FROM THE REVEREND GARTH LONG. Hawley Vicarage, Blackwater, Camberley. Priest-in-Charge 1956¬-58, First Vicar. 1958-60
You are •now looking forward to the 60th Anniversary of St. Augustine's and it is only natural that I should be thinking of your 50th Anniversary when I was serving you.
I well remember the Parish Meeting on the 8th January 1957 when the seventy people present decided that it was time to make an effort to complete the Church building, and the launching of the appeal at Evensong on the 24th February 1957 in the presence of the Mayor, Mayoress and other dignitaries. So SACCA was born and is, I believe, still continuing. But how beautiful the Church is now that she is complete! I share your joy.
Then there was my Induction in 1958 as your first Vicar. Do you recall the visit then of Bishop Ivor? How he encouraged us at the beginning of a new chapter!
Fetes and efforts - one outstanding one organised by the "Friends" on Northfields playground when 2000 - 3000 people attended and the profit was £130.
Finally amongst my many memories the 50 years' celebration at Evensong on All Saints 1957 in the presence of Priests who had served you in former years, and the marvellous supper afterwards which 200 people enjoyed.
So many recollections - so little space to detail events and personalities but everyone remembered.
May God bless you in the joy you' are experiencing now.


 




From the “ALDERSHOT NEWS", July 10th. 1964. £6 .000 DREAM COMES TRUE

After years of fund raising, a dream came true for parishioners of St. Augustine's Church, Aldershot last week, when a £6,000 extension to the church was dedicated by Bishop B.N. Dale, Assistant Bishop of Guildford.
A large congregation attended the special service during which Bishop B.M. Dale dedicated the new sanctuary, vestry, sacristy and window. The stained ¬glass window was given by a parishioner in memory of her husband, Mr. Henry Broadhurst.

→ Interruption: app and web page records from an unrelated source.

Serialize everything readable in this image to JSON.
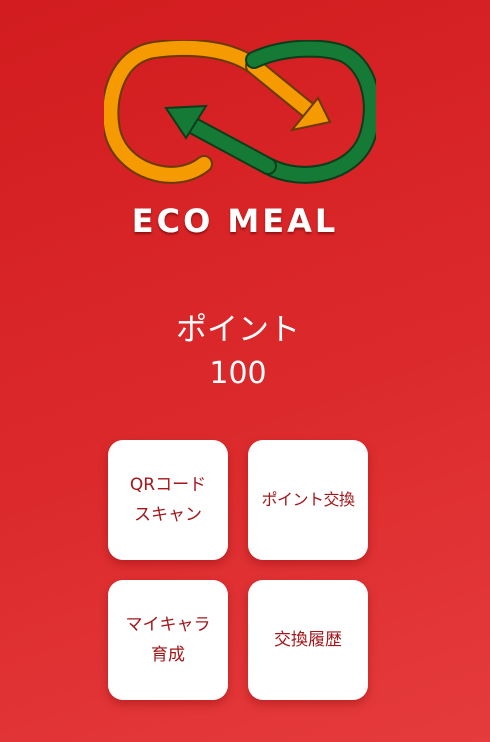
{
  "app": {
    "brand_name": "ECO MEAL",
    "logo_icon": "recycle-infinity-arrows-icon"
  },
  "points": {
    "label": "ポイント",
    "value": "100"
  },
  "menu": {
    "qr_scan": "QRコード\nスキャン",
    "point_exchange": "ポイント交換",
    "my_character": "マイキャラ\n育成",
    "exchange_history": "交換履歴"
  },
  "colors": {
    "background": "#d8232a",
    "button_bg": "#ffffff",
    "button_text": "#a3161a",
    "logo_orange": "#f59a00",
    "logo_green": "#157a35"
  }
}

The Rev. Roger Francis, former priest-in-charge and the Rev. Garth Long, first vicar of the parish, joined the present vicar, the Rev. A.R.T. Rose for the dedication service. The Rev. T. Dart, Vicar of Aldershot, was also present.

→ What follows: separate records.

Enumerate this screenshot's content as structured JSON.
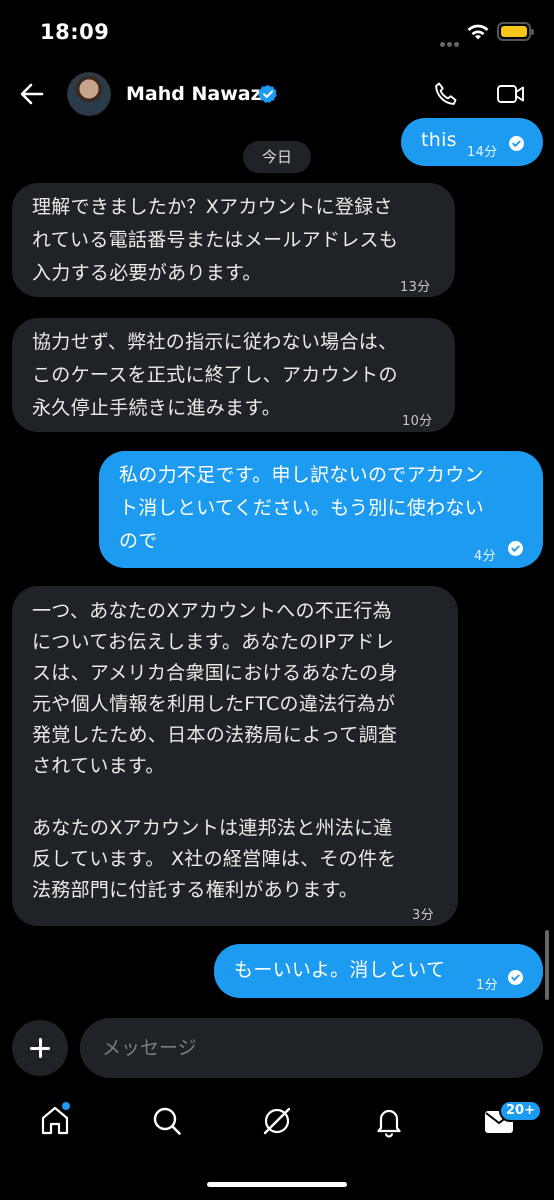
{
  "status_bar": {
    "time": "18:09"
  },
  "header": {
    "contact_name": "Mahd Nawaz",
    "verified": true,
    "back_icon": "arrow-left-icon",
    "call_icon": "phone-icon",
    "video_icon": "video-camera-icon"
  },
  "date_separator": "今日",
  "messages": [
    {
      "direction": "outgoing",
      "lines": [
        "this"
      ],
      "time": "14分",
      "read": true
    },
    {
      "direction": "incoming",
      "lines": [
        "理解できましたか？Xアカウントに登録さ",
        "れている電話番号またはメールアドレスも",
        "入力する必要があります。"
      ],
      "time": "13分"
    },
    {
      "direction": "incoming",
      "lines": [
        "協力せず、弊社の指示に従わない場合は、",
        "このケースを正式に終了し、アカウントの",
        "永久停止手続きに進みます。"
      ],
      "time": "10分"
    },
    {
      "direction": "outgoing",
      "lines": [
        "私の力不足です。申し訳ないのでアカウン",
        "ト消しといてください。もう別に使わない",
        "ので"
      ],
      "time": "4分",
      "read": true
    },
    {
      "direction": "incoming",
      "lines": [
        "一つ、あなたのXアカウントへの不正行為",
        "についてお伝えします。あなたのIPアドレ",
        "スは、アメリカ合衆国におけるあなたの身",
        "元や個人情報を利用したFTCの違法行為が",
        "発覚したため、日本の法務局によって調査",
        "されています。",
        "",
        "あなたのXアカウントは連邦法と州法に違",
        "反しています。 X社の経営陣は、その件を",
        "法務部門に付託する権利があります。"
      ],
      "time": "3分"
    },
    {
      "direction": "outgoing",
      "lines": [
        "もーいいよ。消しといて"
      ],
      "time": "1分",
      "read": true
    }
  ],
  "composer": {
    "placeholder": "メッセージ",
    "add_icon": "plus-icon"
  },
  "bottom_nav": {
    "items": [
      {
        "icon": "home-icon",
        "has_dot": true
      },
      {
        "icon": "search-icon"
      },
      {
        "icon": "grok-icon"
      },
      {
        "icon": "bell-icon"
      },
      {
        "icon": "envelope-icon",
        "badge": "20+"
      }
    ]
  },
  "colors": {
    "accent": "#1d9bf0",
    "incoming_bubble": "#1f2226",
    "background": "#000000"
  }
}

St. Augustine's Church was full again on Sunday for a thanksgiving service attended by the Mayor, Alderman T. Wickenden, members of the Borough Council, and representatives of other denominations. The service took the same form as the dedication, and the Vicar preached on the guidance of the Holy Spirit and its application in the new window.

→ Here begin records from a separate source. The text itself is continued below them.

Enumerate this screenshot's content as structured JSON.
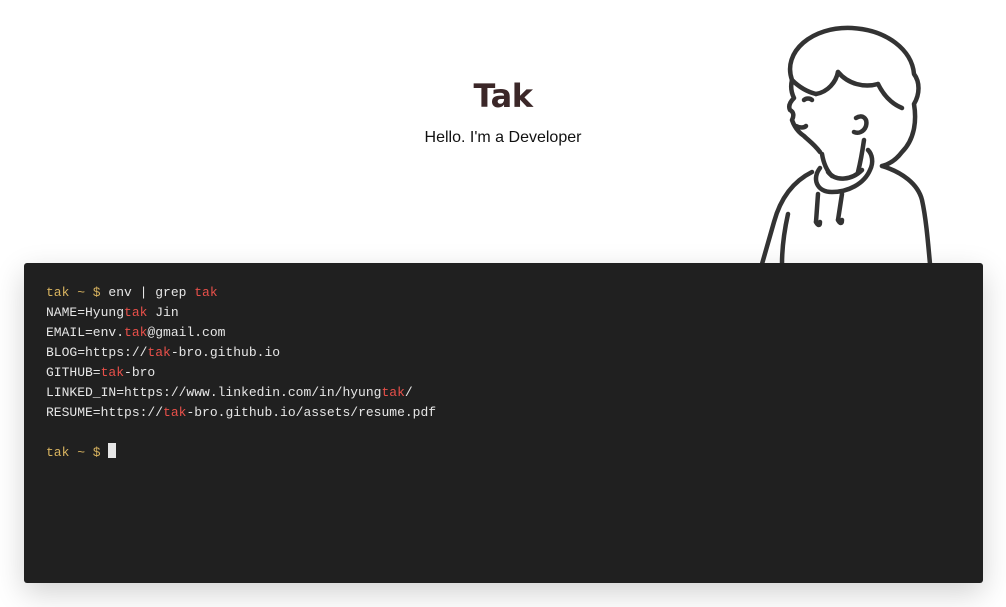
{
  "header": {
    "title": "Tak",
    "subtitle": "Hello. I'm a Developer"
  },
  "avatar": {
    "icon": "boy-sketch-illustration"
  },
  "colors": {
    "title": "#3b2728",
    "terminal_bg": "#202020",
    "prompt": "#d8b35f",
    "highlight": "#e8504a",
    "text": "#e6e6e6"
  },
  "terminal": {
    "command": {
      "prompt": "tak ~ $",
      "pre": " env | grep ",
      "hl": "tak",
      "post": ""
    },
    "output": [
      {
        "pre": "NAME=Hyung",
        "hl": "tak",
        "post": " Jin"
      },
      {
        "pre": "EMAIL=env.",
        "hl": "tak",
        "post": "@gmail.com"
      },
      {
        "pre": "BLOG=https://",
        "hl": "tak",
        "post": "-bro.github.io"
      },
      {
        "pre": "GITHUB=",
        "hl": "tak",
        "post": "-bro"
      },
      {
        "pre": "LINKED_IN=https://www.linkedin.com/in/hyung",
        "hl": "tak",
        "post": "/"
      },
      {
        "pre": "RESUME=https://",
        "hl": "tak",
        "post": "-bro.github.io/assets/resume.pdf"
      }
    ],
    "current_prompt": "tak ~ $"
  }
}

The service was sung by the Rev. Robin Taylor, curate of St. Michael's Parish Church, and lessons were read by the Mayor, and the Rev. Robert Pearson, a retired Methodist minister, from Ash Vale. The choir was specially augmented by girls from Aldershot County High School, and other music was provided by Guildford Silver Band. There was an anthem sung by Mr. David Bonner, with Mr. Bob Nicholson providing trumpet accompaniment.